__PROBLEM__
Where a line holds the word "values", copy that line from the data below.

__SOURCE INFORMATION__
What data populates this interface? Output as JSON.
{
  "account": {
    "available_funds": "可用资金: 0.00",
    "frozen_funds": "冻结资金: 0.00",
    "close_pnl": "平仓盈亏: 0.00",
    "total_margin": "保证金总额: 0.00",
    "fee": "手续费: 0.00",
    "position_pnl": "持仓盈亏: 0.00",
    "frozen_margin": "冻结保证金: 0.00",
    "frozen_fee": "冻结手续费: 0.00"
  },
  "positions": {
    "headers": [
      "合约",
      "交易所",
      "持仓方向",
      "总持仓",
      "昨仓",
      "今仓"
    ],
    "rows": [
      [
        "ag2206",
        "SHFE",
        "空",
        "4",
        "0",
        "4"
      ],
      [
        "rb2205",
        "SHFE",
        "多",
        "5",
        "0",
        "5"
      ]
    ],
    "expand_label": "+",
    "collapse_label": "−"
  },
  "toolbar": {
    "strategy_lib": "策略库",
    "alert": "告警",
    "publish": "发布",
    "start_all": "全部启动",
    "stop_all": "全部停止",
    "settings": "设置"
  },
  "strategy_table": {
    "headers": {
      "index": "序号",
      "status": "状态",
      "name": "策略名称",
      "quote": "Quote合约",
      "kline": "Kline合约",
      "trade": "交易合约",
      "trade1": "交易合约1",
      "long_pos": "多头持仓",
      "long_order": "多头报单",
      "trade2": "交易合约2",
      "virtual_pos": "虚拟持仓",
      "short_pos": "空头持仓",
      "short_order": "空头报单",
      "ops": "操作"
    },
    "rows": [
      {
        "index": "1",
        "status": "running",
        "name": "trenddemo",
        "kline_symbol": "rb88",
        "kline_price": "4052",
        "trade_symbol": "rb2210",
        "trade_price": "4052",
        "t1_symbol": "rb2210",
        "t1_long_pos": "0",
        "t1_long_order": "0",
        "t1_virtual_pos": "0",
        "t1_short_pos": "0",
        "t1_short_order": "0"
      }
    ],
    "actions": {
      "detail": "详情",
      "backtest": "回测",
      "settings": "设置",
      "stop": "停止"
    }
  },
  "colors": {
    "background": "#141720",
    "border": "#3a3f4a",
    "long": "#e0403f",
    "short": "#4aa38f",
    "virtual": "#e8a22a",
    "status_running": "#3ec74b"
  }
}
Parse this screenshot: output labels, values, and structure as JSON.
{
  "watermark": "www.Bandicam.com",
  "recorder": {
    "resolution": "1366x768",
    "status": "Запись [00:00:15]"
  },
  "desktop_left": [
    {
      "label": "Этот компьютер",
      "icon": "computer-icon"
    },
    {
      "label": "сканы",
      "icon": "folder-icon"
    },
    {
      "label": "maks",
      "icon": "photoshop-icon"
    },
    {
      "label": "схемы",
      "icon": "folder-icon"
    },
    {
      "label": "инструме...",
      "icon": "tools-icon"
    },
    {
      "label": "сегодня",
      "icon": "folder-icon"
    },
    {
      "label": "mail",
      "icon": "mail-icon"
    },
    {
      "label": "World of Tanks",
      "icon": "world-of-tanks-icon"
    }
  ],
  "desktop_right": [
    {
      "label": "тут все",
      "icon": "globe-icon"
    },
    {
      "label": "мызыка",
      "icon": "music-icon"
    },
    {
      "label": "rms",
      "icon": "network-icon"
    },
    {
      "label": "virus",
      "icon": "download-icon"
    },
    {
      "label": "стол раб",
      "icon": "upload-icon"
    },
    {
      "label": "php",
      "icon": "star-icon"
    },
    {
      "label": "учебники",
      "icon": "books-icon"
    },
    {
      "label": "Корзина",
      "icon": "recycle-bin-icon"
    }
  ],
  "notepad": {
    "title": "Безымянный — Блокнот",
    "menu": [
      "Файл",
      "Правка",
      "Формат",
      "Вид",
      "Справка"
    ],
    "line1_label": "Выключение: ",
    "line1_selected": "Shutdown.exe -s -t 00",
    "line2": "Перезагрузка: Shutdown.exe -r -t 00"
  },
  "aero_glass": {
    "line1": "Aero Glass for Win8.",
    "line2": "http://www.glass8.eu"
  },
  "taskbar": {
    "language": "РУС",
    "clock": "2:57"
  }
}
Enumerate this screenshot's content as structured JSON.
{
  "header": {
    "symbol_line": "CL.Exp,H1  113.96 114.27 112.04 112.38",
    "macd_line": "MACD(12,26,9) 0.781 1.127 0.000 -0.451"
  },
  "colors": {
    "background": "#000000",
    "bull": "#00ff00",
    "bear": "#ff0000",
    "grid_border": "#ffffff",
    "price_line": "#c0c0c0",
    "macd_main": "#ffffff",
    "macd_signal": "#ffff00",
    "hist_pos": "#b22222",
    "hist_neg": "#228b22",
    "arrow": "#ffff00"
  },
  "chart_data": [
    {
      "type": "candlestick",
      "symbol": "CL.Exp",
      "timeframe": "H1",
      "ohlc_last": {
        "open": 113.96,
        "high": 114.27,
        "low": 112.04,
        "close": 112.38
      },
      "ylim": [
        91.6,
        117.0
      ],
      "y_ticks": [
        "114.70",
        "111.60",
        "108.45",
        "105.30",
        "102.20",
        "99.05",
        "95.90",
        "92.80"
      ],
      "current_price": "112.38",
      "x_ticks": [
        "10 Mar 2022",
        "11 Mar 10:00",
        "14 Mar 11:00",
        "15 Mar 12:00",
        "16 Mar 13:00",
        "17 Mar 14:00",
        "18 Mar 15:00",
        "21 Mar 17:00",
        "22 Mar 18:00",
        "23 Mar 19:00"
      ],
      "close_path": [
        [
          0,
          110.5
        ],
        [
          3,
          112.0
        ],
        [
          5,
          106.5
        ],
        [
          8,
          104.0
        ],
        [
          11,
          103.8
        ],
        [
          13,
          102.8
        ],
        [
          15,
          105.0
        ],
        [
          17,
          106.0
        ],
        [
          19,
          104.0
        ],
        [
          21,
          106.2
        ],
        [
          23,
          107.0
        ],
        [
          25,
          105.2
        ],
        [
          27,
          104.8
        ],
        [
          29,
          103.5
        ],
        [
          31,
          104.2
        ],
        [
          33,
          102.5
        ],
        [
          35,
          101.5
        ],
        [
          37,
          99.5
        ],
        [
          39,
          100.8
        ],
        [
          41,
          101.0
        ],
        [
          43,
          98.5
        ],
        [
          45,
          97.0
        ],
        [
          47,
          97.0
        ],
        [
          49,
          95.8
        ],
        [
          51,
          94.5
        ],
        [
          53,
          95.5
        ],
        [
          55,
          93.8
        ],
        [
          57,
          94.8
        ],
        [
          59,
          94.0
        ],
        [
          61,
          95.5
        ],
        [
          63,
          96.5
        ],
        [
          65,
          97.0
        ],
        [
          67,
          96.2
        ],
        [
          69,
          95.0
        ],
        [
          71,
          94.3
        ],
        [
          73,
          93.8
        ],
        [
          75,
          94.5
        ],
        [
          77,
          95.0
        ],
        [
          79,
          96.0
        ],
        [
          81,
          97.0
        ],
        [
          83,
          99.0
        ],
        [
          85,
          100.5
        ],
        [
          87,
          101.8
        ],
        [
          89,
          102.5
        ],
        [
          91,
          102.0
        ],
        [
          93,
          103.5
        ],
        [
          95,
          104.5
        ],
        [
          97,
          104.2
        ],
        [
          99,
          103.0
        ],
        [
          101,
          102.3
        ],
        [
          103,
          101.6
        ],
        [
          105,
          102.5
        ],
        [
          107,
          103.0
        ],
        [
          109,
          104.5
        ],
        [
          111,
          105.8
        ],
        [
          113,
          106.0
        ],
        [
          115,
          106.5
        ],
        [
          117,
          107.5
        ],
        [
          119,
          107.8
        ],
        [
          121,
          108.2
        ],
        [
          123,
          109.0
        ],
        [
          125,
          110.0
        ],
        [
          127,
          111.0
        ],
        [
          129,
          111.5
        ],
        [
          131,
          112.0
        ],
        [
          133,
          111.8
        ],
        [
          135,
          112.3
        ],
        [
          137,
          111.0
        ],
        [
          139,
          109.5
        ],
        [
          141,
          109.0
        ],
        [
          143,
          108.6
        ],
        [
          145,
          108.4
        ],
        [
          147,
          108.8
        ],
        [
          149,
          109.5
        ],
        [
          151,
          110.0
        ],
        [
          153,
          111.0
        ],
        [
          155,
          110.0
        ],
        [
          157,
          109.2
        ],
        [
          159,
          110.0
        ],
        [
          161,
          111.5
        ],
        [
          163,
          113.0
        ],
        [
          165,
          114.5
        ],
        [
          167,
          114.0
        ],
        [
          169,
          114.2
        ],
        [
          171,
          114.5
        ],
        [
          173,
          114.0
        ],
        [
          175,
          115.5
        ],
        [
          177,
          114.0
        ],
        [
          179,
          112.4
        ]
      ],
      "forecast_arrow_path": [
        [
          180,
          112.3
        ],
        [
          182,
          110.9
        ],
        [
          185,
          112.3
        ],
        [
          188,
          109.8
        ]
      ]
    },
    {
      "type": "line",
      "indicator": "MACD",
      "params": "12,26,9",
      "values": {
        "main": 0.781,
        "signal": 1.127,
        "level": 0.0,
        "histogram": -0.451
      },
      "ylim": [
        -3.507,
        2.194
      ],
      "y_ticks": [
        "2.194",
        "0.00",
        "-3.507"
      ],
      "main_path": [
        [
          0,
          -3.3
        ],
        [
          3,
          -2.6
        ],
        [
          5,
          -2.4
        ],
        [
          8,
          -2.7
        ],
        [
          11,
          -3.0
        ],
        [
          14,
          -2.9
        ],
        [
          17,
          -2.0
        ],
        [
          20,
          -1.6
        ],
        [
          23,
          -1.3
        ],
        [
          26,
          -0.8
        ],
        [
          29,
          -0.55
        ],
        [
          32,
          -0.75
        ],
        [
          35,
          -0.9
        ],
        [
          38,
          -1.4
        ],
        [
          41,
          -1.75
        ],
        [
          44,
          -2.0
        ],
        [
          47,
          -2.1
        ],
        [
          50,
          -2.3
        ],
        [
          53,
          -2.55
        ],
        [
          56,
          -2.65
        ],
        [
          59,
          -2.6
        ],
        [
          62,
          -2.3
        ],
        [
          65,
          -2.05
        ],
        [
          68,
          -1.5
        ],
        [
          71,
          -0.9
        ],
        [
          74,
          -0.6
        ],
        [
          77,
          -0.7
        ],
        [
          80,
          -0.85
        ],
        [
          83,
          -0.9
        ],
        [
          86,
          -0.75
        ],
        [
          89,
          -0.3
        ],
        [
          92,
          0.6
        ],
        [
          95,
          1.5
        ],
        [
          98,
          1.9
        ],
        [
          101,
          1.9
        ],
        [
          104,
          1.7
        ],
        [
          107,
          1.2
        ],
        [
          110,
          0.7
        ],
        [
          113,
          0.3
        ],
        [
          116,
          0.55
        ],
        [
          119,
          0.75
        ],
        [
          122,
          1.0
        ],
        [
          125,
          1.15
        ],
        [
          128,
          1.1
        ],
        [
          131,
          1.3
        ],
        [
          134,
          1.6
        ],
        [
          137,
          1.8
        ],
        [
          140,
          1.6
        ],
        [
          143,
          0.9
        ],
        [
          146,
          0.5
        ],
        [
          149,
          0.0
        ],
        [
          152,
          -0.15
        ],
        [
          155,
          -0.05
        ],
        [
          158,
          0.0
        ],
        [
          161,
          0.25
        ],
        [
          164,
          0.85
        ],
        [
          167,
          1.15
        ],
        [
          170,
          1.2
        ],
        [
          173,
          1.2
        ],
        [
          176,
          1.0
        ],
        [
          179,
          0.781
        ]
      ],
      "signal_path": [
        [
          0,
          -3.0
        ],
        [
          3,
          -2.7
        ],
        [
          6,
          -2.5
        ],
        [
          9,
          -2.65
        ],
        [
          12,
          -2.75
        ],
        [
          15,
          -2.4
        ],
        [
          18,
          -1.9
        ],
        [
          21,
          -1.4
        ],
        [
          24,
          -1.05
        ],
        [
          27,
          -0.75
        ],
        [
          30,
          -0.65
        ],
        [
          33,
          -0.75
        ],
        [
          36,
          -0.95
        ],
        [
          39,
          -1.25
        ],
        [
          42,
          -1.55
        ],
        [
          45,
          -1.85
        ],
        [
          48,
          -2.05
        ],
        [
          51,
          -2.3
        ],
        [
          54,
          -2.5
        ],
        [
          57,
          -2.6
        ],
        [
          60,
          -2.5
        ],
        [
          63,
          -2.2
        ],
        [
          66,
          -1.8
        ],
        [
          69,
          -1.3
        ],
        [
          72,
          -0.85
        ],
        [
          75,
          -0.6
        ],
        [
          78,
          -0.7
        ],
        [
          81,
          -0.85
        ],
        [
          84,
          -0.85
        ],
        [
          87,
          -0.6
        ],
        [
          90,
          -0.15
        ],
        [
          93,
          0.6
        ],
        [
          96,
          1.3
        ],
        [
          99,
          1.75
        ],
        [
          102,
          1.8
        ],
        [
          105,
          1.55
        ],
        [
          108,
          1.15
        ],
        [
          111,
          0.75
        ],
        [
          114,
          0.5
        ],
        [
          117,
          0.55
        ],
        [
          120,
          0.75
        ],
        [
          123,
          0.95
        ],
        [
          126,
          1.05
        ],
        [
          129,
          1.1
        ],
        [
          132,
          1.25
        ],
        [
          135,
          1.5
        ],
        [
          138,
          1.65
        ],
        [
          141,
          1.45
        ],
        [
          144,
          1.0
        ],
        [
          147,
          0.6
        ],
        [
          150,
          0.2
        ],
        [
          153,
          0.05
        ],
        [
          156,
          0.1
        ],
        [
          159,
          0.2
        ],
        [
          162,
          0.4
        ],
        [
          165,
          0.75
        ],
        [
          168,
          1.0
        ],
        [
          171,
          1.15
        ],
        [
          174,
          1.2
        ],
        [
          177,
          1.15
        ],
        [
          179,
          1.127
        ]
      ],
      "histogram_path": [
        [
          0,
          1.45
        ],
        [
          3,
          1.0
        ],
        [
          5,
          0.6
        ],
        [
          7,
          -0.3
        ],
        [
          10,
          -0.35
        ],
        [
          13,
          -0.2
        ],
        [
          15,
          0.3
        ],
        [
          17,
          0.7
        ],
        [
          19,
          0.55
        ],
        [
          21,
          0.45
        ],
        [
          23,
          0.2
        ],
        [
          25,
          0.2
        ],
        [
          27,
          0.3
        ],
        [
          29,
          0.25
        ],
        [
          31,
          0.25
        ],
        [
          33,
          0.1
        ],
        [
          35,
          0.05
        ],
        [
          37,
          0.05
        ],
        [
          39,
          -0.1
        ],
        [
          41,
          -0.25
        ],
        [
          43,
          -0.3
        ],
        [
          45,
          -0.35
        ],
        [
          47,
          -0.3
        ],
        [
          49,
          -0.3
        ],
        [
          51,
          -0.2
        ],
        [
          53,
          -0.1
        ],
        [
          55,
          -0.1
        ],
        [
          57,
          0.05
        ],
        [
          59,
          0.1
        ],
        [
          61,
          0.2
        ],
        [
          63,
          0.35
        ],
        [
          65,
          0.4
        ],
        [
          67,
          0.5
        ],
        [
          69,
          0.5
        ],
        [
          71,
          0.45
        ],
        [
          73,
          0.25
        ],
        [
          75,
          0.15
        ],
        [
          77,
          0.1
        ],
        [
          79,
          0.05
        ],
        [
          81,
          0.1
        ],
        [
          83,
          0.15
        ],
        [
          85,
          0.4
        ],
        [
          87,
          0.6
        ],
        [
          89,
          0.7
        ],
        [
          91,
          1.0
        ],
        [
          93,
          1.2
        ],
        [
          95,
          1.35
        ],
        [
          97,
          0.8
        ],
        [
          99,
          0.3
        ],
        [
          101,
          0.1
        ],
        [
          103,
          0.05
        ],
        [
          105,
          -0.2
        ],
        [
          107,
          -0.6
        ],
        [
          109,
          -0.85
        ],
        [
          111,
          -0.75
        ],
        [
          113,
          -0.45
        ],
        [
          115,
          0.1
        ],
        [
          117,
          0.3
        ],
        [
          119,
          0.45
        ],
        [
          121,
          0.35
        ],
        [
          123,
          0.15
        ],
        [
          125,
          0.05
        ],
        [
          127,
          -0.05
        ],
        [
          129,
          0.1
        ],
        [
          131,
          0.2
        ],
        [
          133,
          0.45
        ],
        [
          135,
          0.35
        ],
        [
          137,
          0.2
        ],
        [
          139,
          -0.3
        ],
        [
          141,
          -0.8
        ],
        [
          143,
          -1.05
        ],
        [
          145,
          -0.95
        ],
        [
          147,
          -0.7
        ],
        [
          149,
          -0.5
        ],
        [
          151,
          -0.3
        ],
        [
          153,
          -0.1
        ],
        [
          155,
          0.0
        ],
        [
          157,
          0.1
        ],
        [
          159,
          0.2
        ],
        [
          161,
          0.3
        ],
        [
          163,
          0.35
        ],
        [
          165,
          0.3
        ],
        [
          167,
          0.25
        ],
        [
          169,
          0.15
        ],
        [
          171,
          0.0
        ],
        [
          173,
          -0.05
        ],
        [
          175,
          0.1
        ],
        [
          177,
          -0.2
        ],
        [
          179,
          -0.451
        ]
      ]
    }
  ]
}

__ANSWER SPACE__
Parse this screenshot: output labels, values, and structure as JSON.
      "values": {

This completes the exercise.